Wicomico County Council to hold public hearing on construction of DAF storage facilities
SALISBURY, Md. — The Wicomico County Council will hold a public hearing and potentially vote this week on a bill that would restrict the construction of storage facilities for poultry biosolids known as DAF tanks.
The Oct. 4 hearing will be held for an amendment to county zoning law that would prohibit additional tank construction unless a farmer or farming business builds it in the county’s agricultural district on land the farmer owns or leases. It could only be used by the farmer or farming business.
If approved, the bill would settle a years-long debate on the council over the construction of such facilities used to store sludge from processors — poultry solids skimmed from plant wastewater through a process known as dissolved air flotation. The sludge can then be used as a soil amendment on farms across the region.
Debate over the bill has also split the agricultural community. The county’s Farm Bureau doesn’t support further construction of DAF tanks whereas the Delmarva Chicken Association has urged the county not to place additional restrictions on farm activity.
The fetid tanks would alienate residents from the farming community, county Farm Bureau President Geno Lowe said. The bureau has no problem with farmers spreading DAF on county cropland but draws the line at storing it in mass quantities, he said.
“It is foul stuff,” he said. “I don’t know how else to explain it. It’s like nothing else I’ve ever smelled.”
But any restrictions the council passes are a slippery slope that could lead to the further erosion of agricultural rights in the county, said Holly Porter, executive director of the Delmarva Chicken Association. The state recognizes the material as a legal soil amendment used by regional farmers, she said.
“This is an ag product that is being stored in an ag structure,” she said.
There are no current proposals for additional storage tanks in the county, but the debate over their use began in 2019 when the county allowed the construction of a multi-million-gallon tank on Porter Mill Road that sparked protest from some residents as well as a lawsuit. The tank receives sludge from facilities in several states.
Storage facilities are essential on Maryland’s Eastern Shore, however, because the state restricts the spreading of nutrients on cropland from Dec. 16 to Feb. 28, Porter said. Poultry integrators continue to process poultry during that period, requiring storage tanks large enough to accommodate the resultant sludge. Storage closer to farms is ideal, she said.
“There were many people in the community who were complaining about the (field) application,” she said. “Well, the faster we can get it into the ground, the shorter the time for those smells as well.”
The council has also considered bills that would ban DAF tanks entirely or restrict them to industrial-zoned land. Only the bill restricting their construction to agricultural-zoned land was on the agenda for the council’s meeting this week. Any existing facilities would be grandfathered into the legislation.
Previous debates about tank restrictions suggest they’re supported by the council’s majority.

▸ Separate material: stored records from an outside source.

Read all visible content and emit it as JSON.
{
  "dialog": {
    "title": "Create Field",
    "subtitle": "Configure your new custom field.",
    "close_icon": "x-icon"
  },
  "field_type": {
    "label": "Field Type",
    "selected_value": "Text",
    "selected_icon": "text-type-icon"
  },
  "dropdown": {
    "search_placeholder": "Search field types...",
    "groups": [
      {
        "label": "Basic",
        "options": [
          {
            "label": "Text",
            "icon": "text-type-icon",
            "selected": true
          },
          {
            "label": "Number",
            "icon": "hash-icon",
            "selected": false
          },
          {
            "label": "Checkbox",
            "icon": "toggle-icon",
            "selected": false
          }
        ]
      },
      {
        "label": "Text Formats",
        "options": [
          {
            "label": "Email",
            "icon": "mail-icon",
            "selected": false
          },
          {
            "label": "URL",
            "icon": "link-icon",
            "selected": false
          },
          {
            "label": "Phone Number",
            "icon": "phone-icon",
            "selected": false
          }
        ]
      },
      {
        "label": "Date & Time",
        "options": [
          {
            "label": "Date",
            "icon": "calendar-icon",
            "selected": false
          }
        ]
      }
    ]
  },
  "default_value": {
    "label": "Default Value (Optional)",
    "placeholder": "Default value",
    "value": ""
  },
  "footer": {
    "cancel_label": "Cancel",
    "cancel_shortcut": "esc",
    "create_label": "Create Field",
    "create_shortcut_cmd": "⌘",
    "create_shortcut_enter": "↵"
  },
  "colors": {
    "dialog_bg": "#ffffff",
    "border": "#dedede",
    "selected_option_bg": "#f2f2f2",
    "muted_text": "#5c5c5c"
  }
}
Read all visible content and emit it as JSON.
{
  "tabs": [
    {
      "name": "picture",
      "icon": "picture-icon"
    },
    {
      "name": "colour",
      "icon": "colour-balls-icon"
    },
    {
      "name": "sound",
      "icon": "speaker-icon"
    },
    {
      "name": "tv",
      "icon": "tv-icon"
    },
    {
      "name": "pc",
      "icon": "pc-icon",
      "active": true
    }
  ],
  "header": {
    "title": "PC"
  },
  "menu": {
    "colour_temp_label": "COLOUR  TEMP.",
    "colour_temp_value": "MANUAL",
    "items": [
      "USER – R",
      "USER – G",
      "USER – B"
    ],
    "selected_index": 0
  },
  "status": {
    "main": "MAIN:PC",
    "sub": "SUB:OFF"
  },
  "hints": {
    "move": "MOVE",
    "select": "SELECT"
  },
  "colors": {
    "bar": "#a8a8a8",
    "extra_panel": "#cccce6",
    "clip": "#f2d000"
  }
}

It’s been debated since Republican Nicole Acle won the District 2 seat in 2019.
“It’s been a very long time, and I feel like we’ve explored every option,” she said.
The council will meet in Room 301 in the Government Office building at 6 p.m.